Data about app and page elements
*** Begin section ***

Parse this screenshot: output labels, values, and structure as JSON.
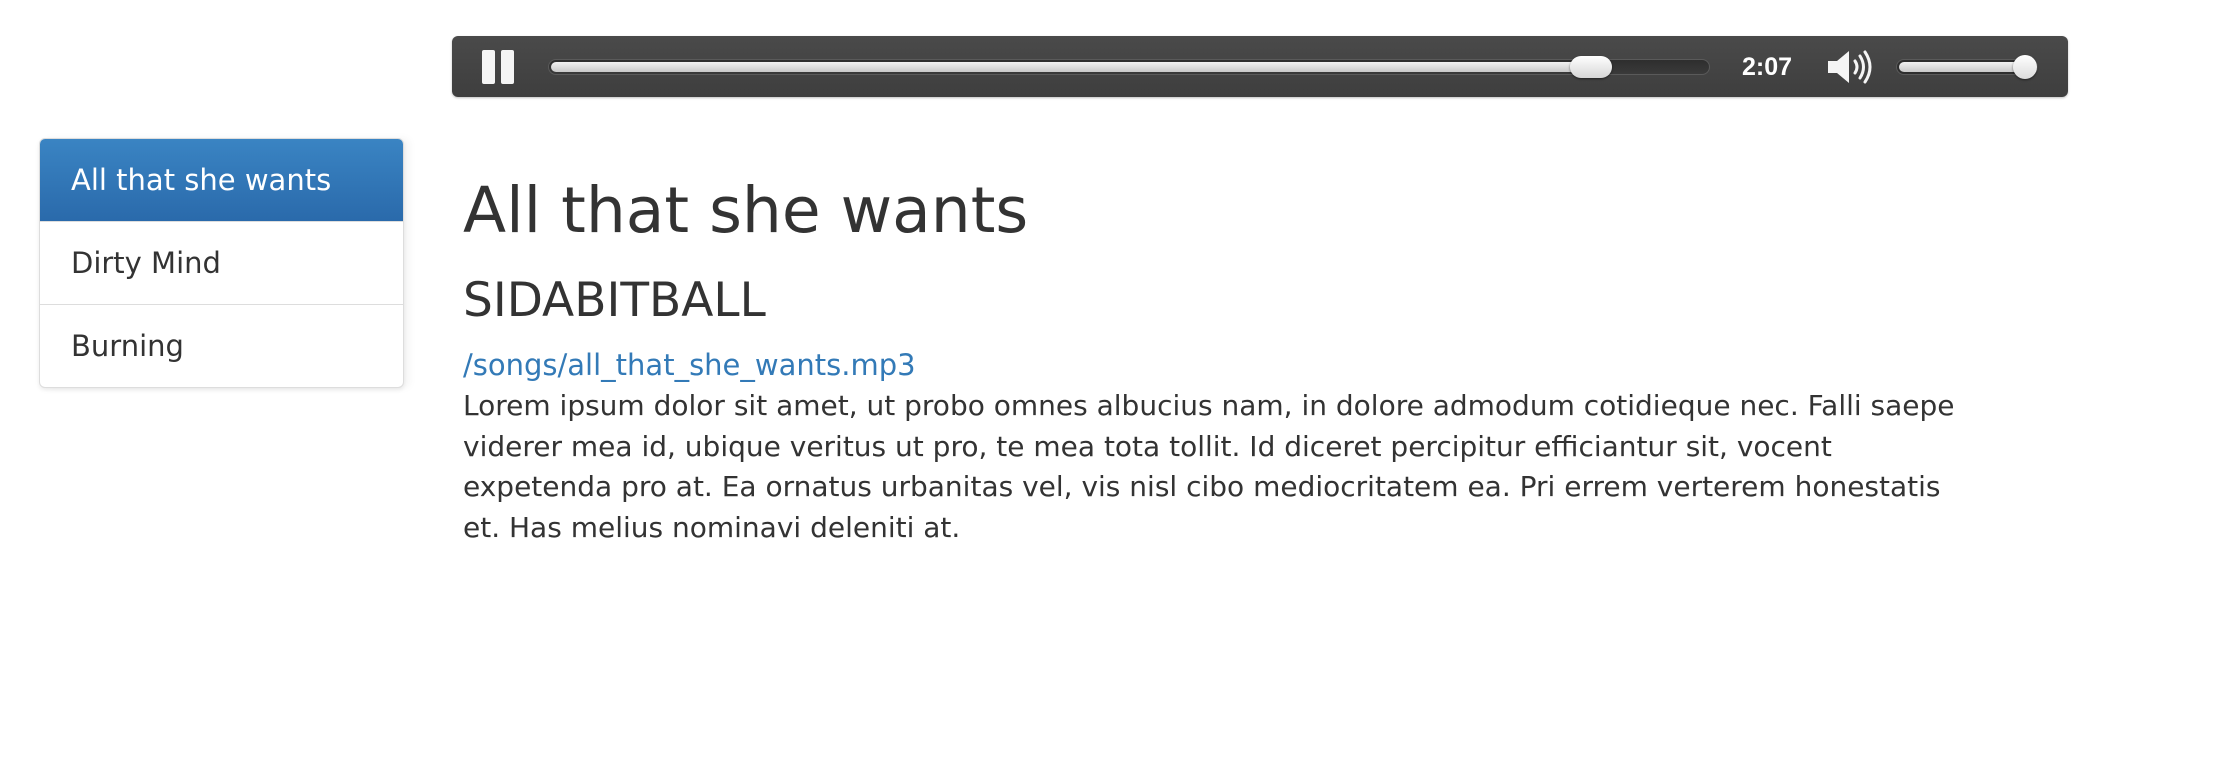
{
  "player": {
    "state": "playing",
    "progress_fraction": 0.9,
    "time": "2:07",
    "volume_fraction": 1.0,
    "icons": {
      "play_state": "pause-icon",
      "volume": "speaker-icon"
    }
  },
  "songs": [
    {
      "label": "All that she wants",
      "active": true
    },
    {
      "label": "Dirty Mind",
      "active": false
    },
    {
      "label": "Burning",
      "active": false
    }
  ],
  "main": {
    "title": "All that she wants",
    "artist": "SIDABITBALL",
    "file": "/songs/all_that_she_wants.mp3",
    "description": "Lorem ipsum dolor sit amet, ut probo omnes albucius nam, in dolore admodum cotidieque nec. Falli saepe viderer mea id, ubique veritus ut pro, te mea tota tollit. Id diceret percipitur efficiantur sit, vocent expetenda pro at. Ea ornatus urbanitas vel, vis nisl cibo mediocritatem ea. Pri errem verterem honestatis et. Has melius nominavi deleniti at."
  },
  "colors": {
    "accent": "#337ab7",
    "active_item": "#2a6aab",
    "player_bg": "#444444"
  }
}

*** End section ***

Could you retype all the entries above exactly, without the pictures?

TASK RESULT>
Parse this screenshot: output labels, values, and structure as JSON.
{
  "player": {
    "state": "playing",
    "progress_fraction": 0.9,
    "time": "2:07",
    "volume_fraction": 1.0,
    "icons": {
      "play_state": "pause-icon",
      "volume": "speaker-icon"
    }
  },
  "songs": [
    {
      "label": "All that she wants",
      "active": true
    },
    {
      "label": "Dirty Mind",
      "active": false
    },
    {
      "label": "Burning",
      "active": false
    }
  ],
  "main": {
    "title": "All that she wants",
    "artist": "SIDABITBALL",
    "file": "/songs/all_that_she_wants.mp3",
    "description": "Lorem ipsum dolor sit amet, ut probo omnes albucius nam, in dolore admodum cotidieque nec. Falli saepe viderer mea id, ubique veritus ut pro, te mea tota tollit. Id diceret percipitur efficiantur sit, vocent expetenda pro at. Ea ornatus urbanitas vel, vis nisl cibo mediocritatem ea. Pri errem verterem honestatis et. Has melius nominavi deleniti at."
  },
  "colors": {
    "accent": "#337ab7",
    "active_item": "#2a6aab",
    "player_bg": "#444444"
  }
}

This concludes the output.